As a director, Wilde has a nice visual sense. She also exhibits some of the most common first-timer symptoms, including some anxious editing, overly fussy shots, and a compulsion to shove too many ideas through the door at once. On the last point, too many ideas still makes for a better movie than too few. Booksmart follows the model set forth by Superbad, Can’t Hardly Wait, and a bevy of other films in which anarchic revelry leads to the stealth wisdom that comes with growing up and maybe a touch of self-actualization. and Wilde has an admirable ability to come by her more insightful moments honestly. She largely avoids easy heroes and villains, or even shorthand brains, athletes, basket cases, princesses, and criminals. With cunning deftness, Wilde allows every character to play out with levels of complexity and contradiction. She trusts her youthful cast to settle into a bright truthfulness. Longtime ace Dever is the strongest, but there are also nice supporting turns from Molly Gordon (as a classmate tagged with a nickname connoting promiscuity), Skyler Gisondo (as wealthy student overeager for friendship), and especially Billie Lourd (as a child so wild the behavior transforms into a sort of strange magic).

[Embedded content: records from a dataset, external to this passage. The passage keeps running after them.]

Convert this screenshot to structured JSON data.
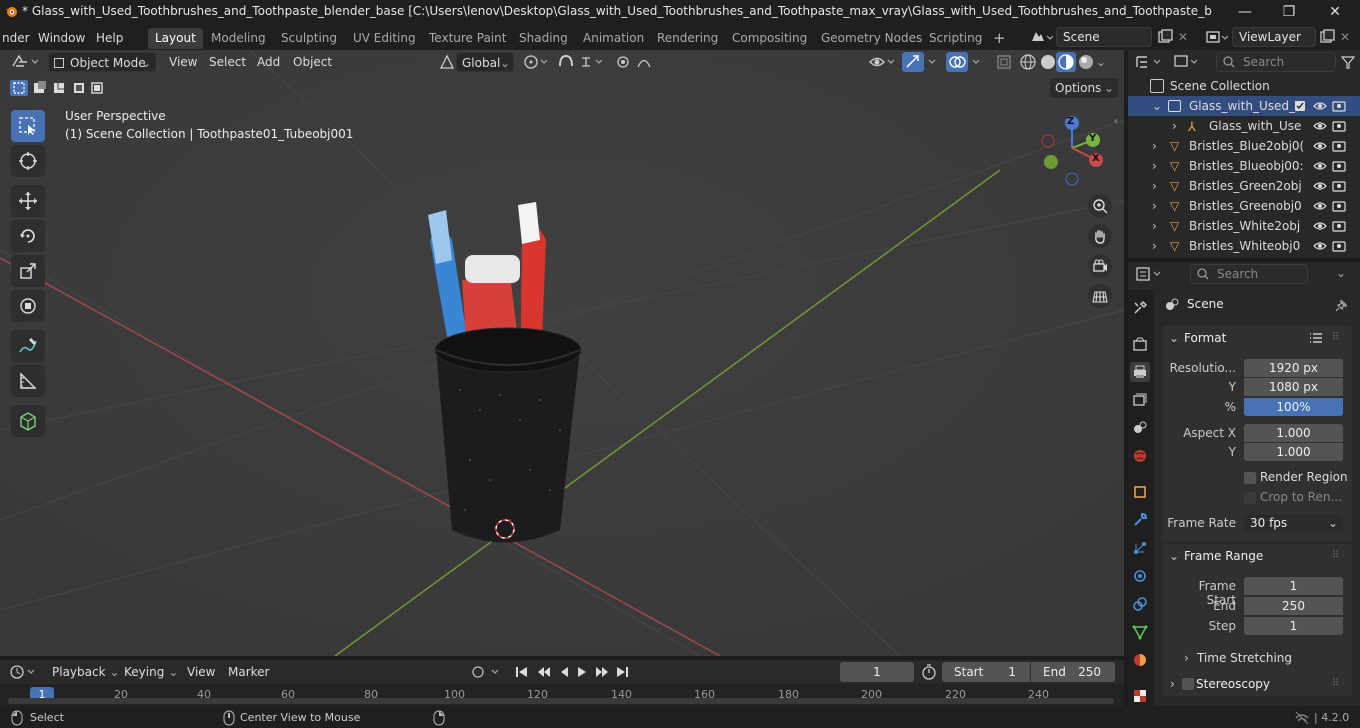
{
  "titlebar": {
    "title": "* Glass_with_Used_Toothbrushes_and_Toothpaste_blender_base [C:\\Users\\lenov\\Desktop\\Glass_with_Used_Toothbrushes_and_Toothpaste_max_vray\\Glass_with_Used_Toothbrushes_and_Toothpaste_blender_base.blend] - Blend...",
    "minimize": "—",
    "maximize": "❐",
    "close": "✕"
  },
  "menubar": {
    "items": [
      "nder",
      "Window",
      "Help"
    ],
    "workspaces": [
      "Layout",
      "Modeling",
      "Sculpting",
      "UV Editing",
      "Texture Paint",
      "Shading",
      "Animation",
      "Rendering",
      "Compositing",
      "Geometry Nodes",
      "Scripting"
    ],
    "active_workspace": "Layout",
    "add_tab": "+",
    "scene": "Scene",
    "view_layer": "ViewLayer"
  },
  "viewport_header": {
    "mode": "Object Mode",
    "menus": [
      "View",
      "Select",
      "Add",
      "Object"
    ],
    "transform_orientation": "Global",
    "options": "Options"
  },
  "viewport": {
    "perspective_label": "User Perspective",
    "context_label": "(1) Scene Collection | Toothpaste01_Tubeobj001",
    "gizmo_axes": [
      "Z",
      "Y",
      "X"
    ]
  },
  "outliner": {
    "search_placeholder": "Search",
    "root": "Scene Collection",
    "rows": [
      {
        "label": "Glass_with_Used_T",
        "indent": 1
      },
      {
        "label": "Glass_with_Use",
        "indent": 2
      },
      {
        "label": "Bristles_Blue2obj0(",
        "indent": 1
      },
      {
        "label": "Bristles_Blueobj00:",
        "indent": 1
      },
      {
        "label": "Bristles_Green2obj",
        "indent": 1
      },
      {
        "label": "Bristles_Greenobj0",
        "indent": 1
      },
      {
        "label": "Bristles_White2obj",
        "indent": 1
      },
      {
        "label": "Bristles_Whiteobj0",
        "indent": 1
      }
    ]
  },
  "properties": {
    "search_placeholder": "Search",
    "context": "Scene",
    "format": {
      "title": "Format",
      "resolution_x_label": "Resolutio...",
      "resolution_x": "1920 px",
      "resolution_y_label": "Y",
      "resolution_y": "1080 px",
      "percent_label": "%",
      "percent": "100%",
      "percent_fraction": 1.0,
      "aspect_x_label": "Aspect X",
      "aspect_x": "1.000",
      "aspect_y_label": "Y",
      "aspect_y": "1.000",
      "render_region": "Render Region",
      "crop": "Crop to Ren...",
      "frame_rate_label": "Frame Rate",
      "frame_rate": "30 fps"
    },
    "frame_range": {
      "title": "Frame Range",
      "start_label": "Frame Start",
      "start": "1",
      "end_label": "End",
      "end": "250",
      "step_label": "Step",
      "step": "1"
    },
    "time_stretching": "Time Stretching",
    "stereoscopy": "Stereoscopy"
  },
  "timeline": {
    "menus": [
      "Playback",
      "Keying",
      "View",
      "Marker"
    ],
    "current_frame": "1",
    "start_label": "Start",
    "start": "1",
    "end_label": "End",
    "end": "250",
    "ticks": [
      "1",
      "20",
      "40",
      "60",
      "80",
      "100",
      "120",
      "140",
      "160",
      "180",
      "200",
      "220",
      "240"
    ]
  },
  "statusbar": {
    "select": "Select",
    "center_view": "Center View to Mouse",
    "version": "4.2.0"
  },
  "colors": {
    "accent": "#4772b3",
    "x_axis": "#c84a4a",
    "y_axis": "#7ab33f",
    "z_axis": "#4a7ad6"
  }
}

Booksmart is messy, peppered with comedic diversions that work only fitfully. But it’s also warm and empathetic, reaching for uncommon nuance with determination and verve. Wilde might have issue an imperfect opening salvo as a filmmaker, but it’s still an exciting start. Like her two protagonists, she clearly has a lot to say and every bit of it is worth hearing.